So whadda we got? I still love Letterkenny. And Baroness von Sketch Show is probably the funniest thing on CBC these days, acted and written by female sketch comics I’ve been watching onstage for years (many of them graduates of Second City). It’s been airing on IFC in the U.S., where it’s grabbed a whole new audience of Americans with a sense of humour.
Nathan Fielder’s Nathan For You is technically an American show, though he’s Canadian (and it runs on Much). And the premise, a guy with a business degree comes up with surreal advice for actual small businesses (a ranch for overweight riders, a “poo flavoured” frozen yogurt), works way better than it should.

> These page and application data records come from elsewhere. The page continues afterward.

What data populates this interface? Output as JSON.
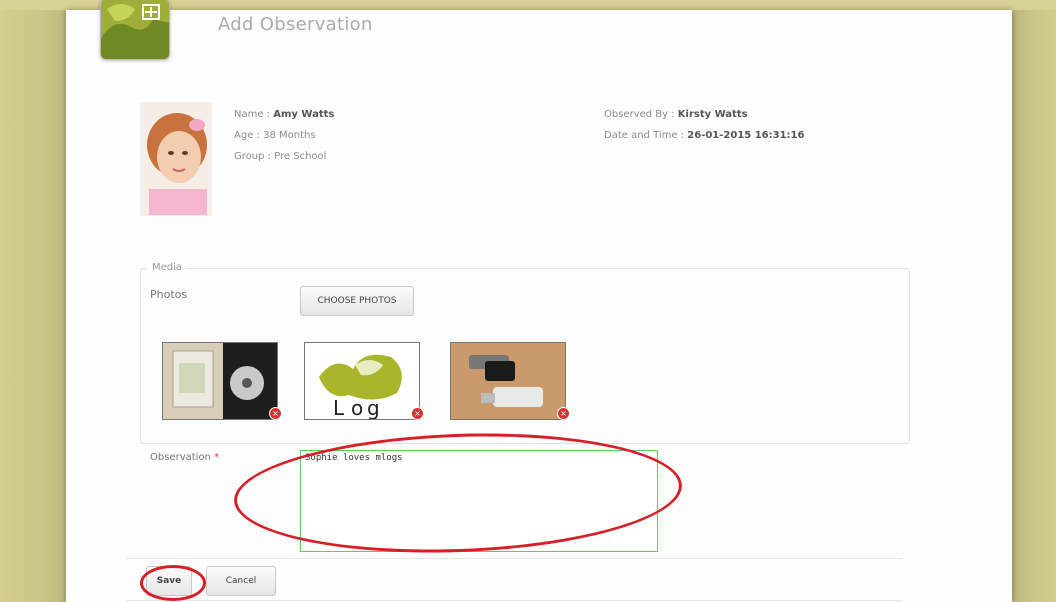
{
  "page": {
    "title": "Add Observation"
  },
  "child": {
    "name_label": "Name : ",
    "name": "Amy Watts",
    "age_label": "Age :",
    "age": "38 Months",
    "group_label": "Group : ",
    "group": "Pre School"
  },
  "observer": {
    "by_label": "Observed By : ",
    "by": "Kirsty Watts",
    "datetime_label": "Date and Time : ",
    "datetime": "26-01-2015 16:31:16"
  },
  "media": {
    "legend": "Media",
    "photos_label": "Photos",
    "choose_button": "CHOOSE PHOTOS"
  },
  "observation": {
    "label": "Observation",
    "required_mark": "*",
    "value": "Sophie loves mlogs"
  },
  "actions": {
    "save": "Save",
    "cancel": "Cancel"
  },
  "colors": {
    "annotation": "#d61f26",
    "input_border": "#6ac46a",
    "background": "#cfc98a"
  }
}
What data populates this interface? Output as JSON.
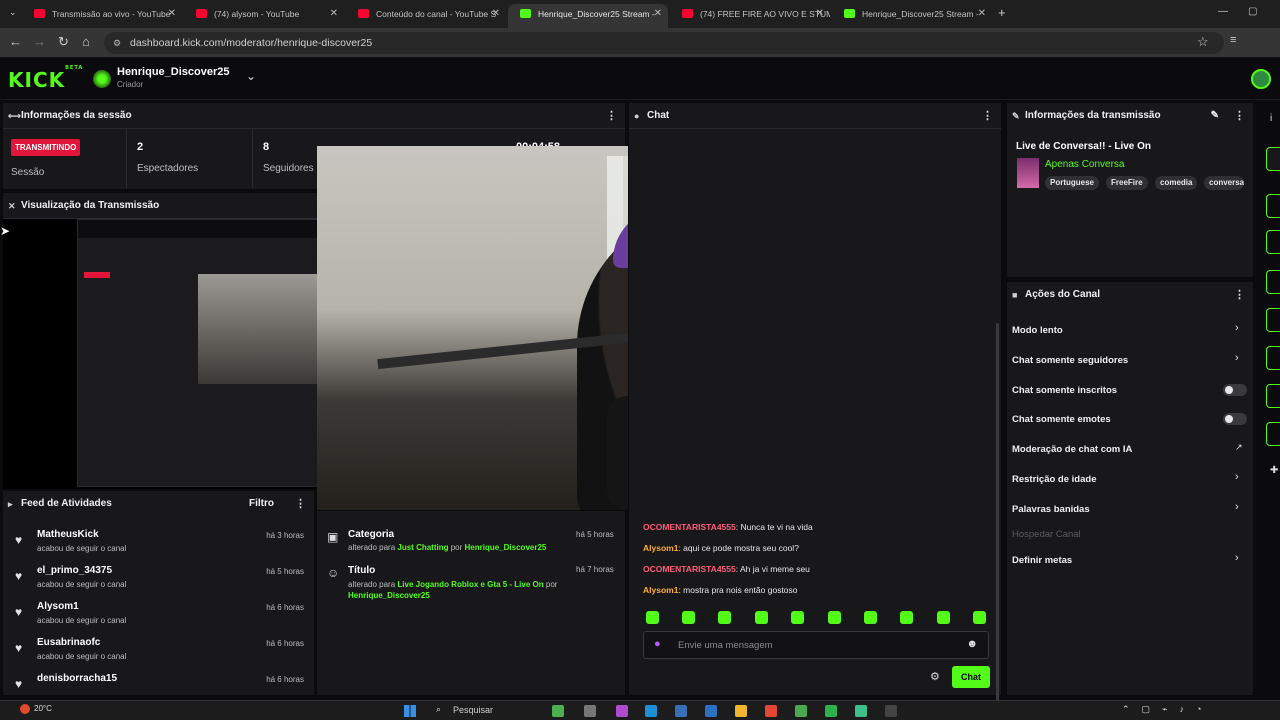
{
  "browser": {
    "tabs": [
      {
        "title": "Transmissão ao vivo - YouTube",
        "icon": "youtube-icon",
        "active": false
      },
      {
        "title": "(74) alysom - YouTube",
        "icon": "youtube-icon",
        "active": false
      },
      {
        "title": "Conteúdo do canal - YouTube S",
        "icon": "youtube-icon",
        "active": false
      },
      {
        "title": "Henrique_Discover25 Stream -",
        "icon": "kick-icon",
        "active": true
      },
      {
        "title": "(74) FREE FIRE AO VIVO E STUM",
        "icon": "youtube-icon",
        "active": false
      },
      {
        "title": "Henrique_Discover25 Stream -",
        "icon": "kick-icon",
        "active": false
      }
    ],
    "url": "dashboard.kick.com/moderator/henrique-discover25"
  },
  "header": {
    "logo": "KICK",
    "logo_badge": "BETA",
    "username": "Henrique_Discover25",
    "role": "Criador"
  },
  "session": {
    "title": "Informações da sessão",
    "status_badge": "TRANSMITINDO",
    "status_label": "Sessão",
    "viewers_value": "2",
    "viewers_label": "Espectadores",
    "followers_value": "8",
    "followers_label": "Seguidores",
    "uptime": "00:04:58"
  },
  "preview": {
    "title": "Visualização da Transmissão"
  },
  "feed": {
    "title": "Feed de Atividades",
    "filter_label": "Filtro",
    "items": [
      {
        "user": "MatheusKick",
        "action": "acabou de seguir o canal",
        "time": "há 3 horas"
      },
      {
        "user": "el_primo_34375",
        "action": "acabou de seguir o canal",
        "time": "há 5 horas"
      },
      {
        "user": "Alysom1",
        "action": "acabou de seguir o canal",
        "time": "há 6 horas"
      },
      {
        "user": "Eusabrinaofc",
        "action": "acabou de seguir o canal",
        "time": "há 6 horas"
      },
      {
        "user": "denisborracha15",
        "action": "acabou de seguir o canal",
        "time": "há 6 horas"
      }
    ]
  },
  "changes": {
    "category_title": "Categoria",
    "category_prefix": "alterado para",
    "category_value": "Just Chatting",
    "by": "por",
    "category_user": "Henrique_Discover25",
    "category_time": "há 5 horas",
    "title_title": "Título",
    "title_prefix": "alterado para",
    "title_value": "Live Jogando Roblox e Gta 5 - Live On",
    "title_user": "Henrique_Discover25",
    "title_time": "há 7 horas"
  },
  "chat": {
    "title": "Chat",
    "messages": [
      {
        "user": "OCOMENTARISTA4555",
        "text": ": Nunca te vi na vida",
        "color": "u1"
      },
      {
        "user": "Alysom1",
        "text": ": aqui ce pode mostra seu cool?",
        "color": "u2"
      },
      {
        "user": "OCOMENTARISTA4555",
        "text": ": Ah ja vi meme seu",
        "color": "u1"
      },
      {
        "user": "Alysom1",
        "text": ": mostra pra nois então gostoso",
        "color": "u2"
      }
    ],
    "input_placeholder": "Envie uma mensagem",
    "send_label": "Chat"
  },
  "stream_info": {
    "title": "Informações da transmissão",
    "stream_title": "Live de Conversa!! - Live On",
    "category": "Apenas Conversa",
    "tags": [
      "Portuguese",
      "FreeFire",
      "comedia",
      "conversa"
    ]
  },
  "channel_actions": {
    "title": "Ações do Canal",
    "items": [
      {
        "label": "Modo lento",
        "control": "chevron"
      },
      {
        "label": "Chat somente seguidores",
        "control": "chevron"
      },
      {
        "label": "Chat somente inscritos",
        "control": "toggle"
      },
      {
        "label": "Chat somente emotes",
        "control": "toggle"
      },
      {
        "label": "Moderação de chat com IA",
        "control": "external"
      },
      {
        "label": "Restrição de idade",
        "control": "chevron"
      },
      {
        "label": "Palavras banidas",
        "control": "chevron"
      },
      {
        "label": "Hospedar Canal",
        "control": "none"
      },
      {
        "label": "Definir metas",
        "control": "chevron"
      }
    ]
  },
  "taskbar": {
    "weather": "20°C",
    "search_placeholder": "Pesquisar"
  },
  "colors": {
    "brand": "#53fc18",
    "live_badge": "#e2153b",
    "panel": "#18181b",
    "background": "#0b0b0d"
  }
}
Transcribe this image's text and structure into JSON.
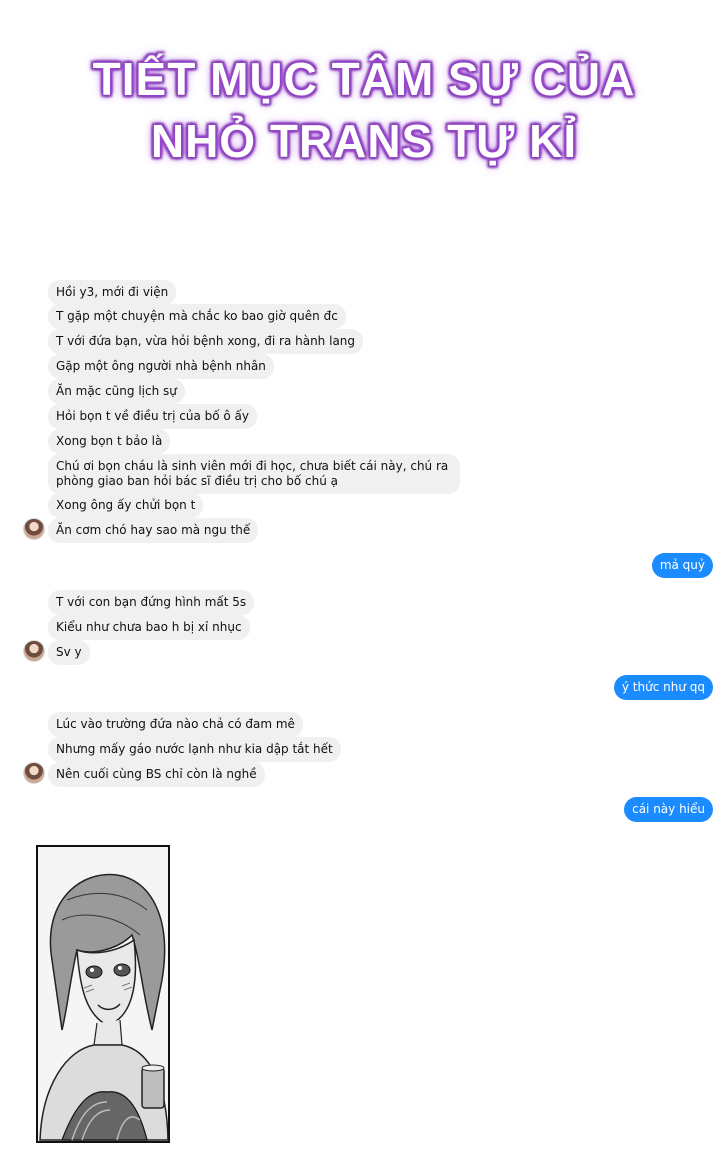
{
  "title": {
    "line1": "TIẾT MỤC TÂM SỰ CỦA",
    "line2": "NHỎ TRANS TỰ KỈ"
  },
  "messages": {
    "m1": "Hồi y3, mới đi viện",
    "m2": "T gặp một chuyện mà chắc ko bao giờ quên đc",
    "m3": "T với đứa bạn, vừa hỏi bệnh xong, đi ra hành lang",
    "m4": "Gặp một ông người nhà bệnh nhân",
    "m5": "Ăn mặc cũng lịch sự",
    "m6": "Hỏi bọn t về điều trị của bố ô ấy",
    "m7": "Xong bọn t bảo là",
    "m8": "Chú ơi bọn cháu là sinh viên mới đi học, chưa biết cái này, chú ra phòng giao ban hỏi bác sĩ điều trị cho bố chú ạ",
    "m9": "Xong ông ấy chửi bọn t",
    "m10": "Ăn cơm chó hay sao mà ngu thế",
    "r1": "mả quỷ",
    "m11": "T với con bạn đứng hình mất 5s",
    "m12": "Kiểu như chưa bao h bị xỉ nhục",
    "m13": "Sv y",
    "r2": "ý thức như qq",
    "m14": "Lúc vào trường đứa nào chả có đam mê",
    "m15": "Nhưng mấy gáo nước lạnh như kia dập tắt hết",
    "m16": "Nên cuối cùng BS chỉ còn là nghề",
    "r3": "cái này hiểu"
  },
  "colors": {
    "incoming": "#f0f0f0",
    "outgoing": "#1a8cff",
    "title_glow": "#a24fd6"
  }
}
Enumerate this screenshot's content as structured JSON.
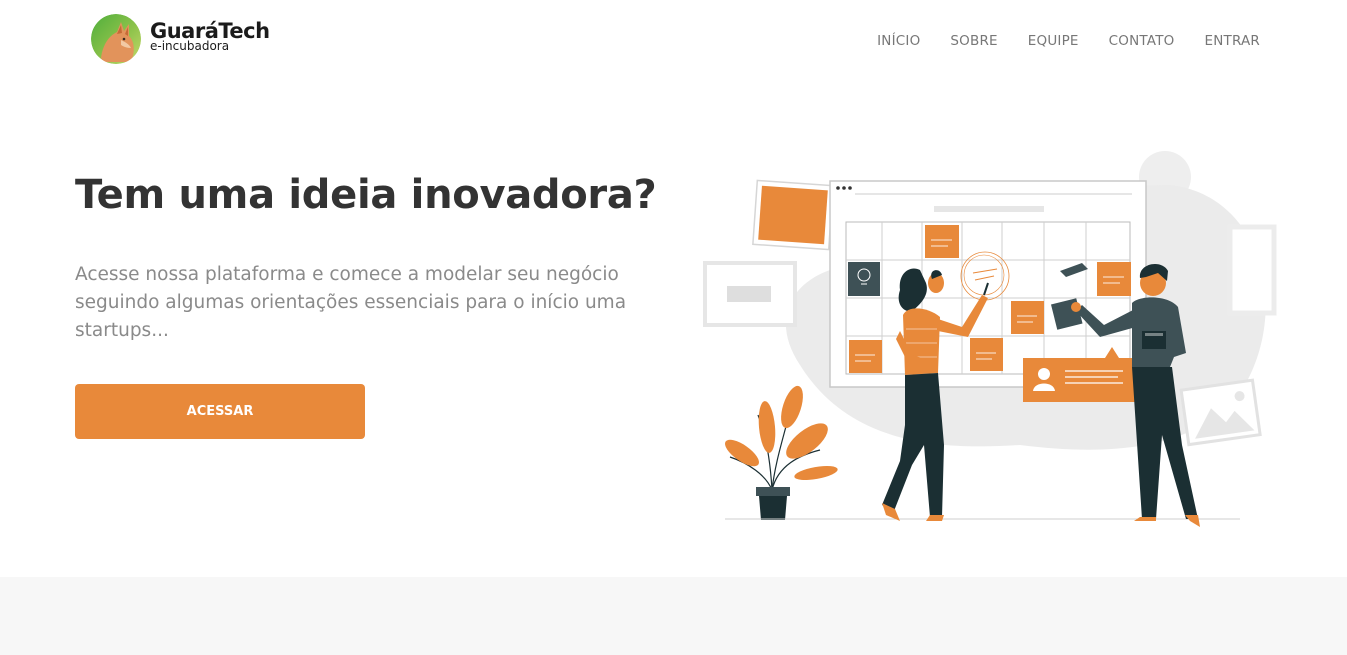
{
  "brand": {
    "name": "GuaráTech",
    "subtitle": "e-incubadora",
    "logo_icon": "guara-wolf-icon",
    "colors": {
      "accent": "#e8893a",
      "dark": "#1b2f33",
      "title": "#333333",
      "muted": "#8a8a8a",
      "nav": "#777777"
    }
  },
  "nav": {
    "items": [
      {
        "label": "INÍCIO"
      },
      {
        "label": "SOBRE"
      },
      {
        "label": "EQUIPE"
      },
      {
        "label": "CONTATO"
      },
      {
        "label": "ENTRAR"
      }
    ]
  },
  "hero": {
    "title": "Tem uma ideia inovadora?",
    "description": "Acesse nossa plataforma e comece a modelar seu negócio seguindo algumas orientações essenciais para o início uma startups...",
    "cta_label": "ACESSAR",
    "illustration_icon": "planning-board-illustration"
  }
}
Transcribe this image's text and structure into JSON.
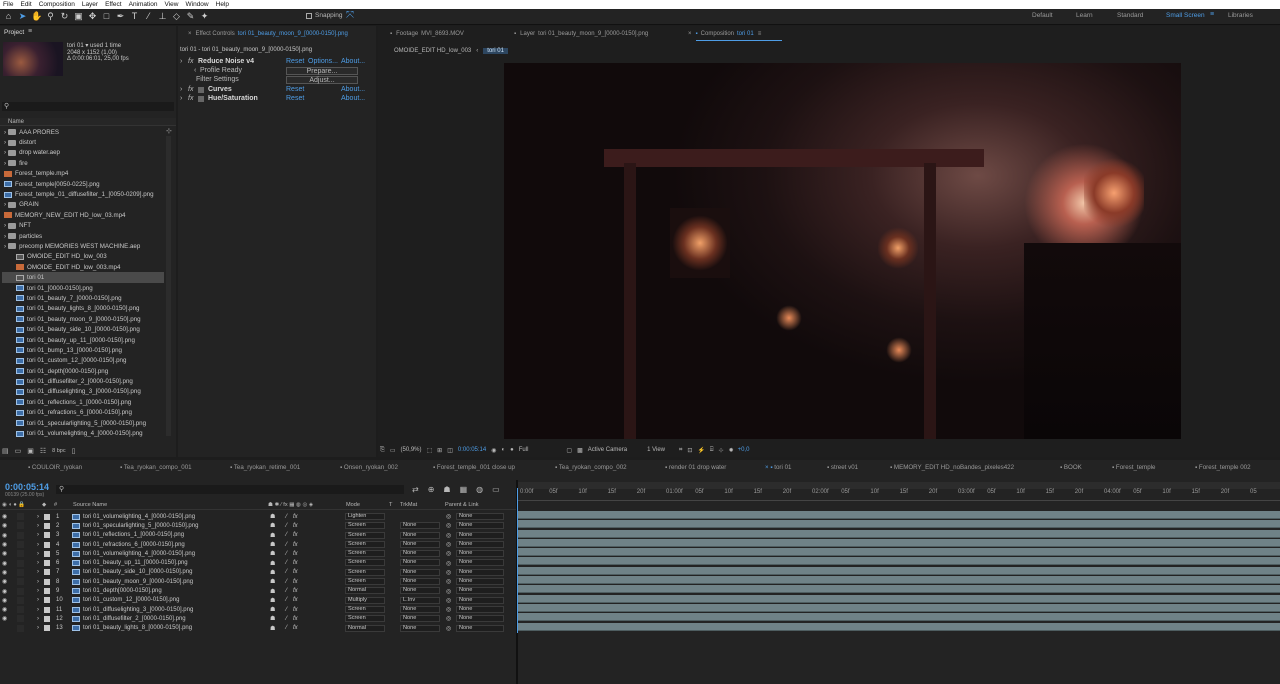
{
  "menu": [
    "File",
    "Edit",
    "Composition",
    "Layer",
    "Effect",
    "Animation",
    "View",
    "Window",
    "Help"
  ],
  "toolbar": {
    "snapping_label": "Snapping"
  },
  "workspaces": [
    "Default",
    "Learn",
    "Standard",
    "Small Screen",
    "Libraries"
  ],
  "project": {
    "tab_label": "Project",
    "thumb_name": "tori 01",
    "thumb_used": "used 1 time",
    "thumb_dims": "2048 x 1152 (1,00)",
    "thumb_duration": "Δ 0:00:06:01, 25,00 fps",
    "col_name": "Name",
    "search_placeholder": "",
    "footer_bpc": "8 bpc",
    "items": [
      {
        "label": "AAA PRORES",
        "type": "folder"
      },
      {
        "label": "distort",
        "type": "folder"
      },
      {
        "label": "drop water.aep",
        "type": "folder"
      },
      {
        "label": "fire",
        "type": "folder"
      },
      {
        "label": "Forest_temple.mp4",
        "type": "vid"
      },
      {
        "label": "Forest_temple[0050-0225].png",
        "type": "img"
      },
      {
        "label": "Forest_temple_01_diffusefilter_1_[0050-0209].png",
        "type": "img"
      },
      {
        "label": "GRAIN",
        "type": "folder"
      },
      {
        "label": "MEMORY_NEW_EDIT HD_low_03.mp4",
        "type": "vid"
      },
      {
        "label": "NFT",
        "type": "folder"
      },
      {
        "label": "particles",
        "type": "folder"
      },
      {
        "label": "precomp MEMORIES WEST MACHINE.aep",
        "type": "folder"
      },
      {
        "label": "OMOIDE_EDIT HD_low_003",
        "type": "comp"
      },
      {
        "label": "OMOIDE_EDIT HD_low_003.mp4",
        "type": "vid"
      },
      {
        "label": "tori 01",
        "type": "comp"
      },
      {
        "label": "tori 01_[0000-0150].png",
        "type": "img"
      },
      {
        "label": "tori 01_beauty_7_[0000-0150].png",
        "type": "img"
      },
      {
        "label": "tori 01_beauty_lights_8_[0000-0150].png",
        "type": "img"
      },
      {
        "label": "tori 01_beauty_moon_9_[0000-0150].png",
        "type": "img"
      },
      {
        "label": "tori 01_beauty_side_10_[0000-0150].png",
        "type": "img"
      },
      {
        "label": "tori 01_beauty_up_11_[0000-0150].png",
        "type": "img"
      },
      {
        "label": "tori 01_bump_13_[0000-0150].png",
        "type": "img"
      },
      {
        "label": "tori 01_custom_12_[0000-0150].png",
        "type": "img"
      },
      {
        "label": "tori 01_depth[0000-0150].png",
        "type": "img"
      },
      {
        "label": "tori 01_diffusefilter_2_[0000-0150].png",
        "type": "img"
      },
      {
        "label": "tori 01_diffuselighting_3_[0000-0150].png",
        "type": "img"
      },
      {
        "label": "tori 01_reflections_1_[0000-0150].png",
        "type": "img"
      },
      {
        "label": "tori 01_refractions_6_[0000-0150].png",
        "type": "img"
      },
      {
        "label": "tori 01_specularlighting_5_[0000-0150].png",
        "type": "img"
      },
      {
        "label": "tori 01_volumelighting_4_[0000-0150].png",
        "type": "img"
      }
    ]
  },
  "effects": {
    "tab_prefix": "Effect Controls",
    "tab_layer": "tori 01_beauty_moon_9_[0000-0150].png",
    "header": "tori 01 - tori 01_beauty_moon_9_[0000-0150].png",
    "rows": [
      {
        "name": "Reduce Noise v4",
        "reset": "Reset",
        "extra": "Options...",
        "about": "About..."
      },
      {
        "name": "Profile Ready",
        "button": "Prepare..."
      },
      {
        "name": "Filter Settings",
        "button": "Adjust..."
      },
      {
        "name": "Curves",
        "reset": "Reset",
        "about": "About..."
      },
      {
        "name": "Hue/Saturation",
        "reset": "Reset",
        "about": "About..."
      }
    ]
  },
  "viewer": {
    "tabs": [
      {
        "prefix": "Footage",
        "name": "MVI_8693.MOV"
      },
      {
        "prefix": "Layer",
        "name": "tori 01_beauty_moon_9_[0000-0150].png"
      },
      {
        "prefix": "Composition",
        "name": "tori 01"
      }
    ],
    "breadcrumb": [
      "OMOIDE_EDIT HD_low_003",
      "tori 01"
    ],
    "zoom": "(50,9%)",
    "timecode": "0:00:05:14",
    "resolution": "Full",
    "camera": "Active Camera",
    "views": "1 View",
    "exposure": "+0,0"
  },
  "timeline": {
    "tabs": [
      "COULOIR_ryokan",
      "Tea_ryokan_compo_001",
      "Tea_ryokan_retime_001",
      "Onsen_ryokan_002",
      "Forest_temple_001 close up",
      "Tea_ryokan_compo_002",
      "render 01 drop water",
      "tori 01",
      "street v01",
      "MEMORY_EDIT HD_noBandes_pixeles422",
      "BOOK",
      "Forest_temple",
      "Forest_temple 002"
    ],
    "active_tab": "tori 01",
    "timecode": "0:00:05:14",
    "frame_info": "00139 (25.00 fps)",
    "col_source": "Source Name",
    "col_mode": "Mode",
    "col_t": "T",
    "col_trkmat": "TrkMat",
    "col_parent": "Parent & Link",
    "ruler": [
      "0:00f",
      "05f",
      "10f",
      "15f",
      "20f",
      "01:00f",
      "05f",
      "10f",
      "15f",
      "20f",
      "02:00f",
      "05f",
      "10f",
      "15f",
      "20f",
      "03:00f",
      "05f",
      "10f",
      "15f",
      "20f",
      "04:00f",
      "05f",
      "10f",
      "15f",
      "20f",
      "05"
    ],
    "layers": [
      {
        "num": "1",
        "name": "tori 01_volumelighting_4_[0000-0150].png",
        "mode": "Lighten",
        "trk": "",
        "parent": "None"
      },
      {
        "num": "2",
        "name": "tori 01_specularlighting_5_[0000-0150].png",
        "mode": "Screen",
        "trk": "None",
        "parent": "None"
      },
      {
        "num": "3",
        "name": "tori 01_reflections_1_[0000-0150].png",
        "mode": "Screen",
        "trk": "None",
        "parent": "None"
      },
      {
        "num": "4",
        "name": "tori 01_refractions_6_[0000-0150].png",
        "mode": "Screen",
        "trk": "None",
        "parent": "None"
      },
      {
        "num": "5",
        "name": "tori 01_volumelighting_4_[0000-0150].png",
        "mode": "Screen",
        "trk": "None",
        "parent": "None"
      },
      {
        "num": "6",
        "name": "tori 01_beauty_up_11_[0000-0150].png",
        "mode": "Screen",
        "trk": "None",
        "parent": "None"
      },
      {
        "num": "7",
        "name": "tori 01_beauty_side_10_[0000-0150].png",
        "mode": "Screen",
        "trk": "None",
        "parent": "None"
      },
      {
        "num": "8",
        "name": "tori 01_beauty_moon_9_[0000-0150].png",
        "mode": "Screen",
        "trk": "None",
        "parent": "None"
      },
      {
        "num": "9",
        "name": "tori 01_depth[0000-0150].png",
        "mode": "Normal",
        "trk": "None",
        "parent": "None"
      },
      {
        "num": "10",
        "name": "tori 01_custom_12_[0000-0150].png",
        "mode": "Multiply",
        "trk": "L.Inv",
        "parent": "None"
      },
      {
        "num": "11",
        "name": "tori 01_diffuselighting_3_[0000-0150].png",
        "mode": "Screen",
        "trk": "None",
        "parent": "None"
      },
      {
        "num": "12",
        "name": "tori 01_diffusefilter_2_[0000-0150].png",
        "mode": "Screen",
        "trk": "None",
        "parent": "None"
      },
      {
        "num": "13",
        "name": "tori 01_beauty_lights_8_[0000-0150].png",
        "mode": "Normal",
        "trk": "None",
        "parent": "None"
      }
    ]
  },
  "colors": {
    "accent": "#4e9de6",
    "panel": "#232323",
    "bar": "#6f8287"
  }
}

Canadian comedy is resilient, and I’m confident it’ll constantly reboot. My friend, the TV critic Bill Brioux curates a seasonal TV on Film series at Toronto’s TIFF Bell Lightbox (old TV preserved on 16mm film), and the quality of the comedy has always been there. It was at one of these that I finally saw This Hour Has Seven Days (the ‘60s series whose titled is riffed by This Hour Has 22 Minutes), an astonishing combination of The Daily Show and 60 Minutes, that I was too young in the ‘60s to appreciate.
Apart from mind-boggling actual interviews (like a black Southern minister debating a KKK leader), there’d be audacious segments like Patrick Watson on set with Orson Welles demanding to know why he couldn’t make a good film anymore, or the late broadcast curmudgeon Jack Webster wandering the streets of Vancouver at night, interviewing homeless people about who they planned to vote for in the next election.
I saw Nightcap, a sketch comedy series fronted by the late, great Billy Van, watched, I’m told, by mainly stoned people after the hockey game. The episode I saw had Van playing a gay Batman, which was pretty out there for ‘60s network TV, though the bit didn’t age well.
There was the impressive Hart & Lorne Terrific Hour, with Hart Pomerantz and Lorne Michaels (yes, THAT Lorne Michaels, the one who hasn’t cast a Canadian on Saturday Night Live in 20 years. Can we revoke his citizenship?). I did watch that show regularly back in the day, and loved Michaels’ interviews with “the Canadian beaver” (Pomerantz), who’d complain about the American Eagle always promising, “I’m gonna make you rich, Beav!” (The episode I saw at TV on Film featured Lighthouse as the house band and a young James Taylor as the musical guest).
SCTV still shines brightly. My most vivid memories were a Sammy Maudlin show episode where Bobby Bittman (Eugene
Levy) and his brother Skip (Rick Moranis) began shouting at each other in Yiddish, and Sammy (Joe Flaherty) exclaimed, “I love this showbiz talk!” and the Melonville election during which Mayor Tommy Shanks was confined to a psychiatric hospital, and his slogan was, “Get me out of here.”
I followed The Kids in the Hall from their days at the Rivoli, and there’s an endless list of favourite sketches. But the recent death of rockabilly legend Dick Dale has me thinking of Dave Foley’s surreal and hilarious The True Meaning of Christmas Specials, a terrific Yuletide broadcast that, I believe, only aired once and featured Dale as the musical guest. It’s viewable on YouTube and highly recommended.
The talent pool is endless so long as there are open mikes and stages. The recent decision by Just For Laughs to walk back its decision to Americanize Sirius XM’s all-Canadian satellite radio station bodes well for our comedy talent continuing to make a living. And my advice is that a comedy club is still a good night out.
And as time goes by, we’re going to need a laugh more than ever.
Jim Slotek is a longtime Toronto Sun columnist, movie critic, TV critic and comedy beat reporter who has interviewed thousands of celebrities. He’s been a scriptwriter for the NHL Awards, Gemini Awards and documentaries, and was nominated for a Gemini Award for comedy writing on a special. His writing also appears in Cineplex, Movie Entertainment magazines and in the blog Original-Cin.